(Interface dataset entries)
******

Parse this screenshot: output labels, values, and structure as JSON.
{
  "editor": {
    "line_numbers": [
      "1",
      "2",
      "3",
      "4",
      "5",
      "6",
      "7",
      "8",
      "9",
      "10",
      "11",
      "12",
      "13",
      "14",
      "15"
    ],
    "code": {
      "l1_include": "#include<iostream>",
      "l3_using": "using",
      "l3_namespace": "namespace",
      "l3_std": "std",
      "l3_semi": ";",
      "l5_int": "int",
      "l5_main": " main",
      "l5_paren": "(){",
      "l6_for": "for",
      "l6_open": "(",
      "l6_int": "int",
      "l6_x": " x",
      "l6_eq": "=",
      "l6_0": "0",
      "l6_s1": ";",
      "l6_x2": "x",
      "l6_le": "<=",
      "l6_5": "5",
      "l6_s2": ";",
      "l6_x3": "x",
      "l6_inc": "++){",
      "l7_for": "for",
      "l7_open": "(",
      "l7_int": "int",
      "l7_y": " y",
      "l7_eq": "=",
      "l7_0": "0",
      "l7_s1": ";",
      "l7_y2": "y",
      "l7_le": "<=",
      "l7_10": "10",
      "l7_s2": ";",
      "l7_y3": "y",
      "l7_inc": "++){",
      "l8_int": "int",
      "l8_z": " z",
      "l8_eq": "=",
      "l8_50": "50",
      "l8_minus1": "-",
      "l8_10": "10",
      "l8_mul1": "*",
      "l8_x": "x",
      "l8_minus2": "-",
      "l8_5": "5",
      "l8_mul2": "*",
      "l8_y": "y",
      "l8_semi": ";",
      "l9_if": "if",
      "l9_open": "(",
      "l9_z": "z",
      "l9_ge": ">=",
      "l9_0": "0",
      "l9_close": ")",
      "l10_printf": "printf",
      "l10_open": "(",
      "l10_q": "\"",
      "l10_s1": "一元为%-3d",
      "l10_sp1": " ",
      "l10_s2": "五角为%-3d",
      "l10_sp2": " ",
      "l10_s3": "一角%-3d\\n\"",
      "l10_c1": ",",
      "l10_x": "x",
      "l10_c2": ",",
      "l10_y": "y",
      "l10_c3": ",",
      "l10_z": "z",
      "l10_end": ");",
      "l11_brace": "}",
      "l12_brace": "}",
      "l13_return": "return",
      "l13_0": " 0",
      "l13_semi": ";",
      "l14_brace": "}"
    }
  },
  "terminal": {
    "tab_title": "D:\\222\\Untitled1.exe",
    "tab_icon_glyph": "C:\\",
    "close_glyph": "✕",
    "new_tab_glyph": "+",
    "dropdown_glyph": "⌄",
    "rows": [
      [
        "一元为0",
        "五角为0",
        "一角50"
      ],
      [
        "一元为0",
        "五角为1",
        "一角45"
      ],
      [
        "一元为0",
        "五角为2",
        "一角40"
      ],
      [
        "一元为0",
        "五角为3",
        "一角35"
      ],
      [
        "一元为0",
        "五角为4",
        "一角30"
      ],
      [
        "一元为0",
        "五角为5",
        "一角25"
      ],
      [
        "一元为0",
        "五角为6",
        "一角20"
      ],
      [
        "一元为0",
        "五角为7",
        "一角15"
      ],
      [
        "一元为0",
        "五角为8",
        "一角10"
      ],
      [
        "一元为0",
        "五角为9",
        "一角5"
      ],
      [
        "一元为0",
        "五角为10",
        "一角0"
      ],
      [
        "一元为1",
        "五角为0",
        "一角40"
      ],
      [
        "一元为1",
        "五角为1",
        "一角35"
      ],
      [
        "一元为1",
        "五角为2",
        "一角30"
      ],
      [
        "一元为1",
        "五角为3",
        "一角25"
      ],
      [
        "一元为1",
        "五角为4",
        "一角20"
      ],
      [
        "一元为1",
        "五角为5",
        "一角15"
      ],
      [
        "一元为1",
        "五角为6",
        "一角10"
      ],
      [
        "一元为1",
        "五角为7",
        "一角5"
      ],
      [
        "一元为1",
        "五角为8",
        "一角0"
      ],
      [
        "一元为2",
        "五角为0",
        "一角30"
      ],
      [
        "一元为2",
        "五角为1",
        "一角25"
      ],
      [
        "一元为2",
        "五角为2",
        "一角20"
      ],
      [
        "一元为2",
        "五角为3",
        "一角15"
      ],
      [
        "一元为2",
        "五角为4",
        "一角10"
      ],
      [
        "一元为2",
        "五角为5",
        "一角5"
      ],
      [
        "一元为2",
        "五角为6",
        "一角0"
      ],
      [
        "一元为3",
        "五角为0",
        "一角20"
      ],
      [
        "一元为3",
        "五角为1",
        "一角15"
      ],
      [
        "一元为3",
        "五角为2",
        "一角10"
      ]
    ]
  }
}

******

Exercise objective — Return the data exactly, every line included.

Answer to the problem —
Parse this screenshot: output labels, values, and structure as JSON.
{
  "editor": {
    "line_numbers": [
      "1",
      "2",
      "3",
      "4",
      "5",
      "6",
      "7",
      "8",
      "9",
      "10",
      "11",
      "12",
      "13",
      "14",
      "15"
    ],
    "code": {
      "l1_include": "#include<iostream>",
      "l3_using": "using",
      "l3_namespace": "namespace",
      "l3_std": "std",
      "l3_semi": ";",
      "l5_int": "int",
      "l5_main": " main",
      "l5_paren": "(){",
      "l6_for": "for",
      "l6_open": "(",
      "l6_int": "int",
      "l6_x": " x",
      "l6_eq": "=",
      "l6_0": "0",
      "l6_s1": ";",
      "l6_x2": "x",
      "l6_le": "<=",
      "l6_5": "5",
      "l6_s2": ";",
      "l6_x3": "x",
      "l6_inc": "++){",
      "l7_for": "for",
      "l7_open": "(",
      "l7_int": "int",
      "l7_y": " y",
      "l7_eq": "=",
      "l7_0": "0",
      "l7_s1": ";",
      "l7_y2": "y",
      "l7_le": "<=",
      "l7_10": "10",
      "l7_s2": ";",
      "l7_y3": "y",
      "l7_inc": "++){",
      "l8_int": "int",
      "l8_z": " z",
      "l8_eq": "=",
      "l8_50": "50",
      "l8_minus1": "-",
      "l8_10": "10",
      "l8_mul1": "*",
      "l8_x": "x",
      "l8_minus2": "-",
      "l8_5": "5",
      "l8_mul2": "*",
      "l8_y": "y",
      "l8_semi": ";",
      "l9_if": "if",
      "l9_open": "(",
      "l9_z": "z",
      "l9_ge": ">=",
      "l9_0": "0",
      "l9_close": ")",
      "l10_printf": "printf",
      "l10_open": "(",
      "l10_q": "\"",
      "l10_s1": "一元为%-3d",
      "l10_sp1": " ",
      "l10_s2": "五角为%-3d",
      "l10_sp2": " ",
      "l10_s3": "一角%-3d\\n\"",
      "l10_c1": ",",
      "l10_x": "x",
      "l10_c2": ",",
      "l10_y": "y",
      "l10_c3": ",",
      "l10_z": "z",
      "l10_end": ");",
      "l11_brace": "}",
      "l12_brace": "}",
      "l13_return": "return",
      "l13_0": " 0",
      "l13_semi": ";",
      "l14_brace": "}"
    }
  },
  "terminal": {
    "tab_title": "D:\\222\\Untitled1.exe",
    "tab_icon_glyph": "C:\\",
    "close_glyph": "✕",
    "new_tab_glyph": "+",
    "dropdown_glyph": "⌄",
    "rows": [
      [
        "一元为0",
        "五角为0",
        "一角50"
      ],
      [
        "一元为0",
        "五角为1",
        "一角45"
      ],
      [
        "一元为0",
        "五角为2",
        "一角40"
      ],
      [
        "一元为0",
        "五角为3",
        "一角35"
      ],
      [
        "一元为0",
        "五角为4",
        "一角30"
      ],
      [
        "一元为0",
        "五角为5",
        "一角25"
      ],
      [
        "一元为0",
        "五角为6",
        "一角20"
      ],
      [
        "一元为0",
        "五角为7",
        "一角15"
      ],
      [
        "一元为0",
        "五角为8",
        "一角10"
      ],
      [
        "一元为0",
        "五角为9",
        "一角5"
      ],
      [
        "一元为0",
        "五角为10",
        "一角0"
      ],
      [
        "一元为1",
        "五角为0",
        "一角40"
      ],
      [
        "一元为1",
        "五角为1",
        "一角35"
      ],
      [
        "一元为1",
        "五角为2",
        "一角30"
      ],
      [
        "一元为1",
        "五角为3",
        "一角25"
      ],
      [
        "一元为1",
        "五角为4",
        "一角20"
      ],
      [
        "一元为1",
        "五角为5",
        "一角15"
      ],
      [
        "一元为1",
        "五角为6",
        "一角10"
      ],
      [
        "一元为1",
        "五角为7",
        "一角5"
      ],
      [
        "一元为1",
        "五角为8",
        "一角0"
      ],
      [
        "一元为2",
        "五角为0",
        "一角30"
      ],
      [
        "一元为2",
        "五角为1",
        "一角25"
      ],
      [
        "一元为2",
        "五角为2",
        "一角20"
      ],
      [
        "一元为2",
        "五角为3",
        "一角15"
      ],
      [
        "一元为2",
        "五角为4",
        "一角10"
      ],
      [
        "一元为2",
        "五角为5",
        "一角5"
      ],
      [
        "一元为2",
        "五角为6",
        "一角0"
      ],
      [
        "一元为3",
        "五角为0",
        "一角20"
      ],
      [
        "一元为3",
        "五角为1",
        "一角15"
      ],
      [
        "一元为3",
        "五角为2",
        "一角10"
      ]
    ]
  }
}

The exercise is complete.